[Element data from apps and pages]
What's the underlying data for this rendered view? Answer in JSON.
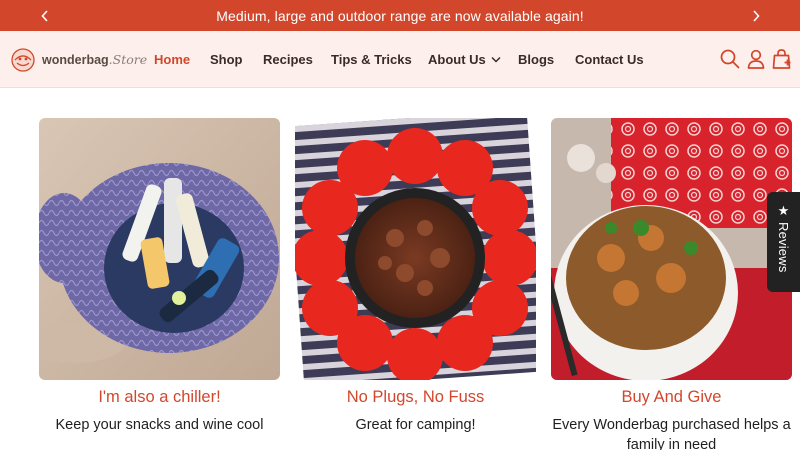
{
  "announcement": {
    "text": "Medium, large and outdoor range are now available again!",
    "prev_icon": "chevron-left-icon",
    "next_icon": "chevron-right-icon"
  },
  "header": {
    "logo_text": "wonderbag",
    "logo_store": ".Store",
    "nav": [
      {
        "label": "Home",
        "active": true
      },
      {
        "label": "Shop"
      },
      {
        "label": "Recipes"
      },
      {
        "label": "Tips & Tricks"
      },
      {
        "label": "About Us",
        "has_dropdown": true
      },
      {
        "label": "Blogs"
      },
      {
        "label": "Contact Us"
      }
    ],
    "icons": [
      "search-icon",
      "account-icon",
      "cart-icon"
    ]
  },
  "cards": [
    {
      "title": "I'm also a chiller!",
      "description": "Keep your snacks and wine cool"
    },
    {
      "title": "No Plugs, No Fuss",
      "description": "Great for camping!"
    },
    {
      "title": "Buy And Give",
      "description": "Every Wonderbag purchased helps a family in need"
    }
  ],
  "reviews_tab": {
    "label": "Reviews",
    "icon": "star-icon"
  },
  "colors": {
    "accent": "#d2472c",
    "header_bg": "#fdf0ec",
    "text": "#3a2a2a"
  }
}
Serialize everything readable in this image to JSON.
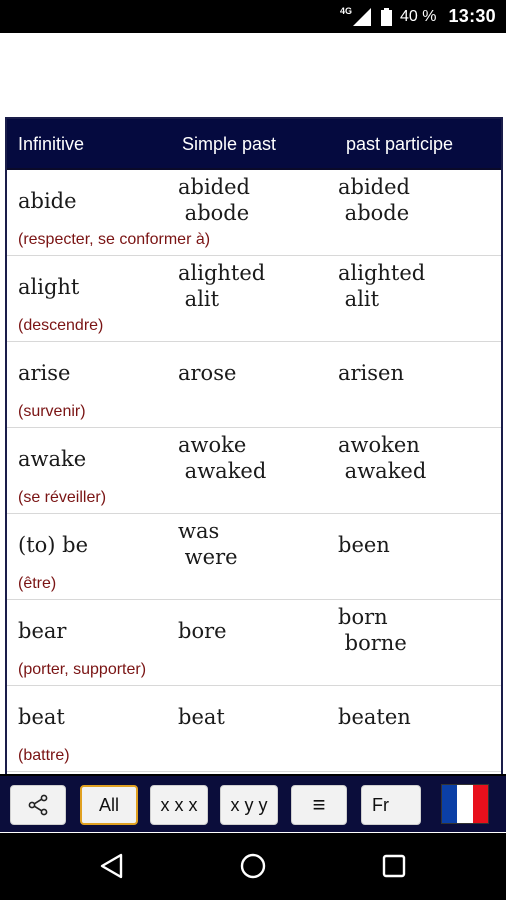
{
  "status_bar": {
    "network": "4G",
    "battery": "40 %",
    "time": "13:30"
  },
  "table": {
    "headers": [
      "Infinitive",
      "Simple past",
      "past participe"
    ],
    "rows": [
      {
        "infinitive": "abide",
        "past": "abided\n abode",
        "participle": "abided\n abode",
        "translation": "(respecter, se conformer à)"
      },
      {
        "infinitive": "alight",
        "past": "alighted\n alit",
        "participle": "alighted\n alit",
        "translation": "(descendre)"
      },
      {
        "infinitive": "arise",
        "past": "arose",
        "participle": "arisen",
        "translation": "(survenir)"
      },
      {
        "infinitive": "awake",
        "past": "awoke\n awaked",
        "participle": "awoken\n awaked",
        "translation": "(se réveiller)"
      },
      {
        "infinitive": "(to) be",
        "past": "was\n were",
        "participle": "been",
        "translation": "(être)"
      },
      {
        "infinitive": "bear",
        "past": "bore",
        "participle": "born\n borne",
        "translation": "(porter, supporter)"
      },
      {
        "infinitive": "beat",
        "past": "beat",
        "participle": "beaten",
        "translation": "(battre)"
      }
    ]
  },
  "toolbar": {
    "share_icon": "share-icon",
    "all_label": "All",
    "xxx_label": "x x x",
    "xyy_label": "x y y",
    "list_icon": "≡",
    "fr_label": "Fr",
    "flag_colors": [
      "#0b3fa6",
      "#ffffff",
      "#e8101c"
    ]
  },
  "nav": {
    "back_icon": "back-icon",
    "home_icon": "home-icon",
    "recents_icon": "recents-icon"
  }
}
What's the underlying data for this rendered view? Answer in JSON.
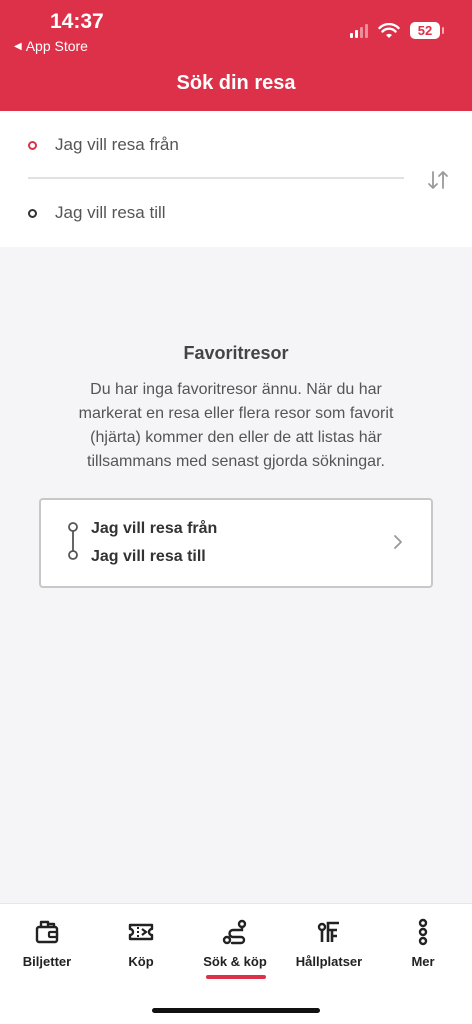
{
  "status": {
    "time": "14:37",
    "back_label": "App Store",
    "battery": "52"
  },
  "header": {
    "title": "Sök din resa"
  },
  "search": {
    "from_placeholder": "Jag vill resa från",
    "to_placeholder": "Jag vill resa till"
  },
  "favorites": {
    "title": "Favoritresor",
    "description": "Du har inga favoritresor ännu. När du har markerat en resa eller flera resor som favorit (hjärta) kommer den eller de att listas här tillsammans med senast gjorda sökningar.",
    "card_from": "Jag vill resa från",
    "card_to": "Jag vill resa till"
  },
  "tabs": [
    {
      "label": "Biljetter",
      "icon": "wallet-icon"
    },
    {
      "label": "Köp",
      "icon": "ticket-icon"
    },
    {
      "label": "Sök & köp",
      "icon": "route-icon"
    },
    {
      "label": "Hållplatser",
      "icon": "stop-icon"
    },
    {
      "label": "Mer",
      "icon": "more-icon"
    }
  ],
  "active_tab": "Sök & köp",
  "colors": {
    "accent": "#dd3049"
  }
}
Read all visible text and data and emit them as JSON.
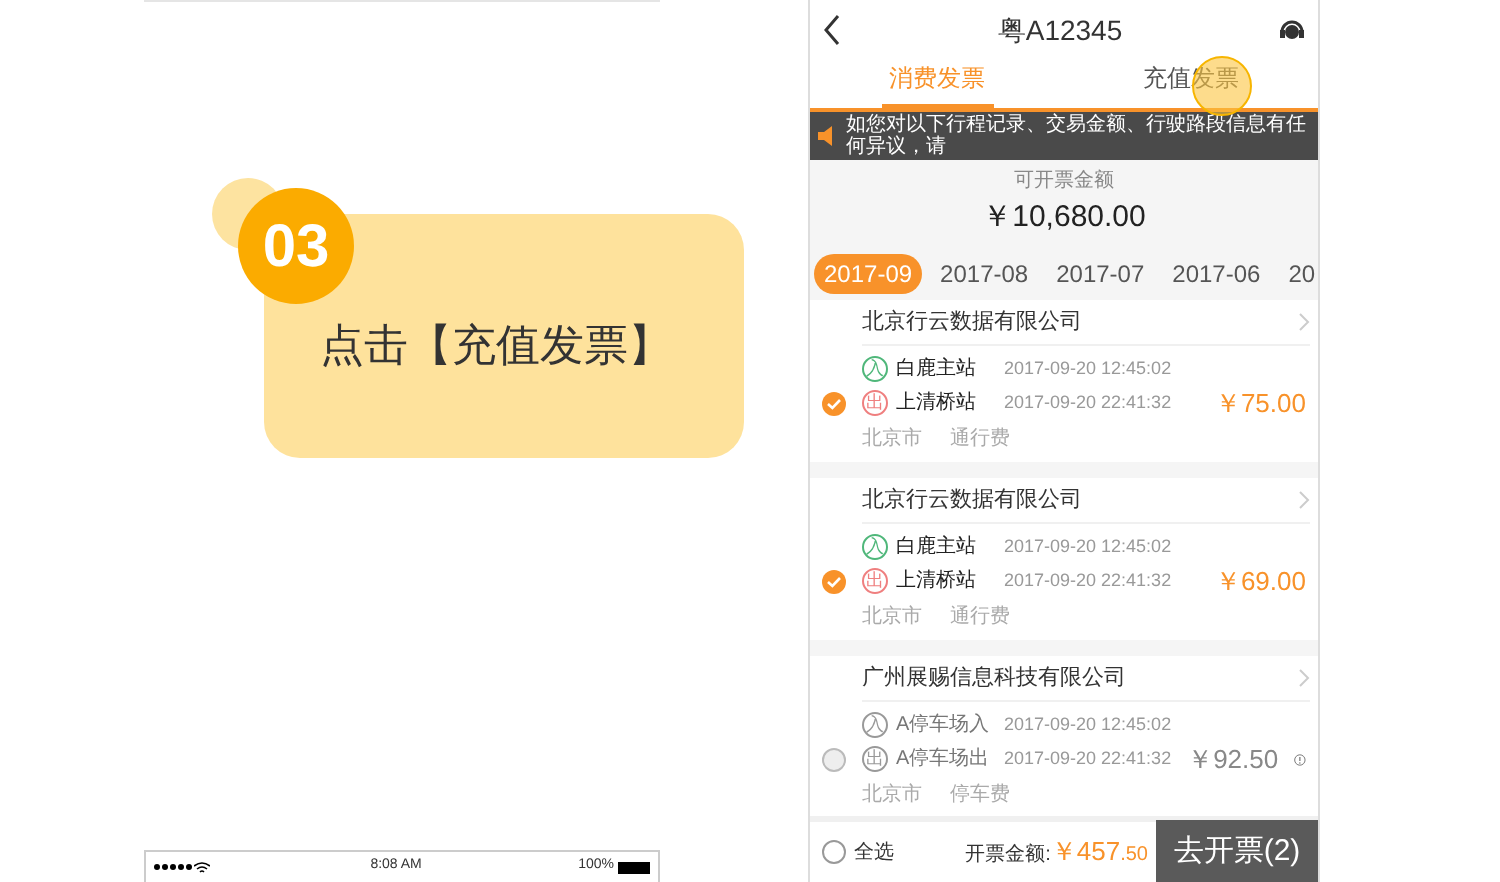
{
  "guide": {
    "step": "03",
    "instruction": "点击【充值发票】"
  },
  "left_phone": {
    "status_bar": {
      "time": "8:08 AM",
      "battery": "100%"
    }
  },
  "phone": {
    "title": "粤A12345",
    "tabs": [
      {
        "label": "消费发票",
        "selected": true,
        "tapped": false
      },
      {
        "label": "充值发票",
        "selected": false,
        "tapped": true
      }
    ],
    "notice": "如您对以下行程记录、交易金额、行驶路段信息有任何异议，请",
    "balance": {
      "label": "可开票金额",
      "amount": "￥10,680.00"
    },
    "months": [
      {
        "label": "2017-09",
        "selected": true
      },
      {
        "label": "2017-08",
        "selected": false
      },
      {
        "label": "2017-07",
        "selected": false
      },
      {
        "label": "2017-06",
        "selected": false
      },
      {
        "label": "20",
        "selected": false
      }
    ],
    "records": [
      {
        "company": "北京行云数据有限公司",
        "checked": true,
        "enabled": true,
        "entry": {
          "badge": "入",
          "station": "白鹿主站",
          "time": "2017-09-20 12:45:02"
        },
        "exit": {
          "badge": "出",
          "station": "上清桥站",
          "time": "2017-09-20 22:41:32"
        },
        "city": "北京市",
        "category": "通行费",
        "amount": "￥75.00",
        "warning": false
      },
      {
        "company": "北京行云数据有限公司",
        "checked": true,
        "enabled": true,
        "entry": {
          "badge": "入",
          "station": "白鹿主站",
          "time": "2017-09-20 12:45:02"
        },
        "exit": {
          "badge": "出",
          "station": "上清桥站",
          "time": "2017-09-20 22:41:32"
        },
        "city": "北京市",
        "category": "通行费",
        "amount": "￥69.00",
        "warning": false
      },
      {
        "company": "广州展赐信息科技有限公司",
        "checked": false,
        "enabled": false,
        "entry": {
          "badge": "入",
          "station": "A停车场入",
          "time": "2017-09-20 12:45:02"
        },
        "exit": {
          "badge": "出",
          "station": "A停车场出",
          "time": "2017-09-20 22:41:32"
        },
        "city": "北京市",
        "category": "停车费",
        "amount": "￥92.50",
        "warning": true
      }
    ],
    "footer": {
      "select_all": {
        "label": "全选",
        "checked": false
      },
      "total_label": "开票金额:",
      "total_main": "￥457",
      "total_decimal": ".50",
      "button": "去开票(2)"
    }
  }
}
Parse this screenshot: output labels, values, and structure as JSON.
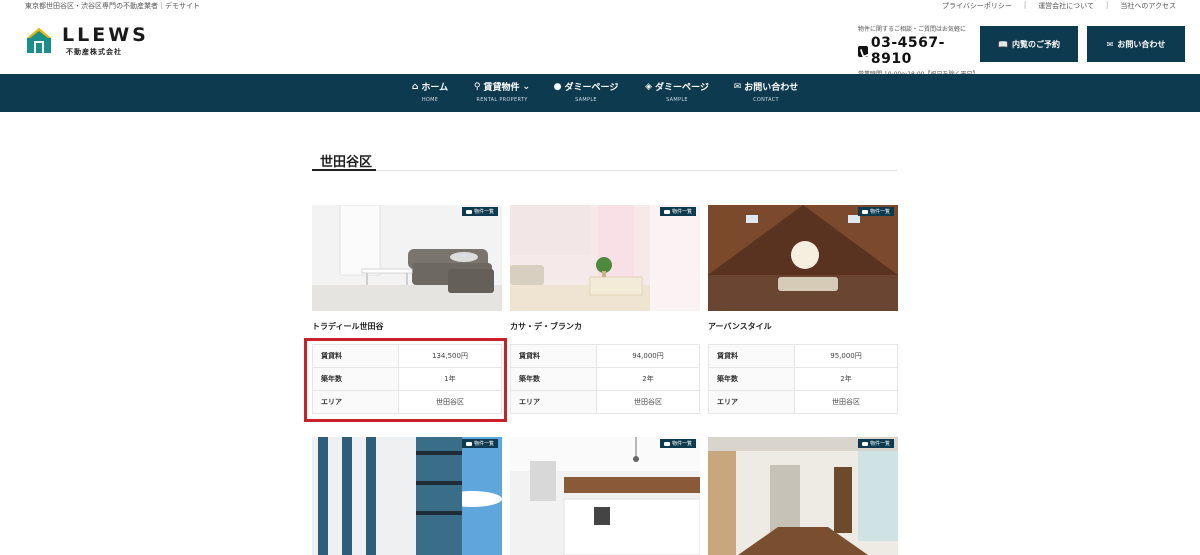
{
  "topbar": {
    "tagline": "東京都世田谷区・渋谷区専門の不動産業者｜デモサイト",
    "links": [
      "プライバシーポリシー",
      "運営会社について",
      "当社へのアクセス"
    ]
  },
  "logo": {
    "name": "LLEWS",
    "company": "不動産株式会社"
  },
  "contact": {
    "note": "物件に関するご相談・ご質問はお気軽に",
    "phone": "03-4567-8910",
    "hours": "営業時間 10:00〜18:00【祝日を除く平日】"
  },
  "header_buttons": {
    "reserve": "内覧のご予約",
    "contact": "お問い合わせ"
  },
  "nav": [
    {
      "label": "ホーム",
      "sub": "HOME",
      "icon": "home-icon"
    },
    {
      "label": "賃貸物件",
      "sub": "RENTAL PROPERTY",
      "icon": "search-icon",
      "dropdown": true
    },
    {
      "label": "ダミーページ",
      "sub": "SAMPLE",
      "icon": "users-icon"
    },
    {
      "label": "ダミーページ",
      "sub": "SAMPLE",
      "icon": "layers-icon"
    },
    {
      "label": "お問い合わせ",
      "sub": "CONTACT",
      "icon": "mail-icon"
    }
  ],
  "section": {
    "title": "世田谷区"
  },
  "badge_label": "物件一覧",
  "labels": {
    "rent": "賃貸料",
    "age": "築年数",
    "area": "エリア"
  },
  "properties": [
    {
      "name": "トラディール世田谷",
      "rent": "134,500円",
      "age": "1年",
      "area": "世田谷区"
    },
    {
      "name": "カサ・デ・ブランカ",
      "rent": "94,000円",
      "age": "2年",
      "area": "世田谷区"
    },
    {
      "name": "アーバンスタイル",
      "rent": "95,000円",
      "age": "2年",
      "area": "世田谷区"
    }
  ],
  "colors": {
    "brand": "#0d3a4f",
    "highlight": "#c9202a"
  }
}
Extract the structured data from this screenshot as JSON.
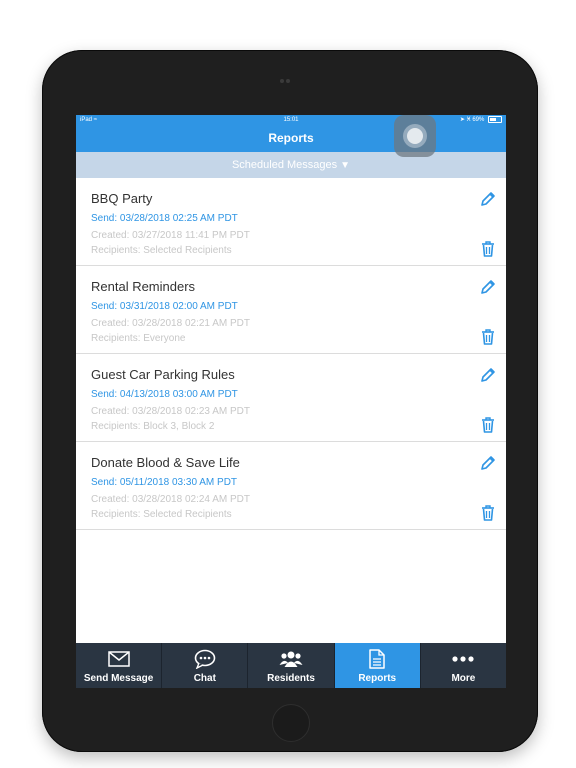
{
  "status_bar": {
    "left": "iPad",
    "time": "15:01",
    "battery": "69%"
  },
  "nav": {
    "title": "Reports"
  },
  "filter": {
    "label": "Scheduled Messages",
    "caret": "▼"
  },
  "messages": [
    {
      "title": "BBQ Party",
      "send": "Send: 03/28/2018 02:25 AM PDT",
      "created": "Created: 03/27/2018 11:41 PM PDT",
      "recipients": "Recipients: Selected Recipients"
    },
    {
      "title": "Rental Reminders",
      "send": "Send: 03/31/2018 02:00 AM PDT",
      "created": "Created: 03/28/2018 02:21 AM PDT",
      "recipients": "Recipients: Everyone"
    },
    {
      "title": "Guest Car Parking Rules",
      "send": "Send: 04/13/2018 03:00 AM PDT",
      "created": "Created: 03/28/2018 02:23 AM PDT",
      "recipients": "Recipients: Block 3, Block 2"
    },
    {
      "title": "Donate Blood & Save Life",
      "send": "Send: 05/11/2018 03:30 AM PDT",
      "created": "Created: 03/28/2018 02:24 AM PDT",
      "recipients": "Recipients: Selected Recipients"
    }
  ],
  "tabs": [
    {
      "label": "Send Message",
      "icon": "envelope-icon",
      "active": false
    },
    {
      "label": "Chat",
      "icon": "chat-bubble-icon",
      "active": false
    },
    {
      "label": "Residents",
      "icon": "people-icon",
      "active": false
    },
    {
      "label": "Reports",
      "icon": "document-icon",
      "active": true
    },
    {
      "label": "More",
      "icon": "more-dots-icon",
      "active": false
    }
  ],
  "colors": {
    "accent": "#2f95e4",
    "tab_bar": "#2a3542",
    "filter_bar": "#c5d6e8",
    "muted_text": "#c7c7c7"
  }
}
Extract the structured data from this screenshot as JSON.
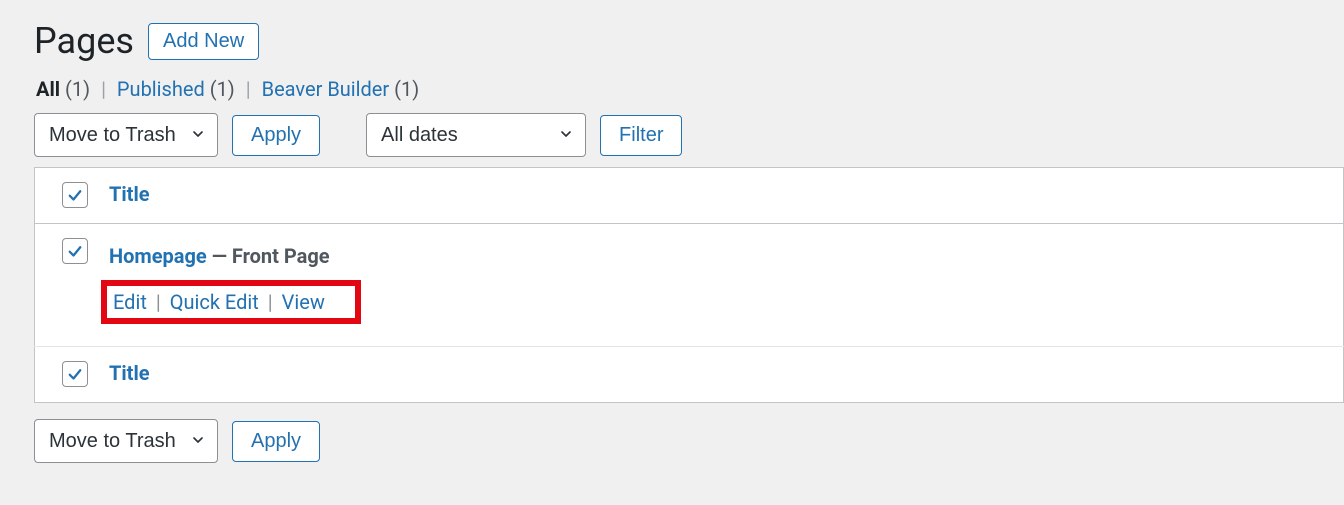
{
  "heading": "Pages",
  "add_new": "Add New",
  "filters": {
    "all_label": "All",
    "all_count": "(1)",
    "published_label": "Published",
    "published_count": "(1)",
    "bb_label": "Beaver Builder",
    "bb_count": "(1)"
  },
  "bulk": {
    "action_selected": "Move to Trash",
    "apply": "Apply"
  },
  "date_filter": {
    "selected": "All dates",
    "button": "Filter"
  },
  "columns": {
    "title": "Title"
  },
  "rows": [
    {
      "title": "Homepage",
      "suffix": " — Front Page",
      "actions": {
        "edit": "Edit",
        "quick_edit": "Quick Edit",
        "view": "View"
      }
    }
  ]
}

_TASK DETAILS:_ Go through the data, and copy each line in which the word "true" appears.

_YOUR RESPONSE:_
        "active": true
        "has_dropdown": true
        "selected": true,
        "tapped": true
        "selected": true
        "checked": true,
        "enabled": true,
        "checked": true,
        "enabled": true,
        "warning": true
      "dropdown": true
      "active": true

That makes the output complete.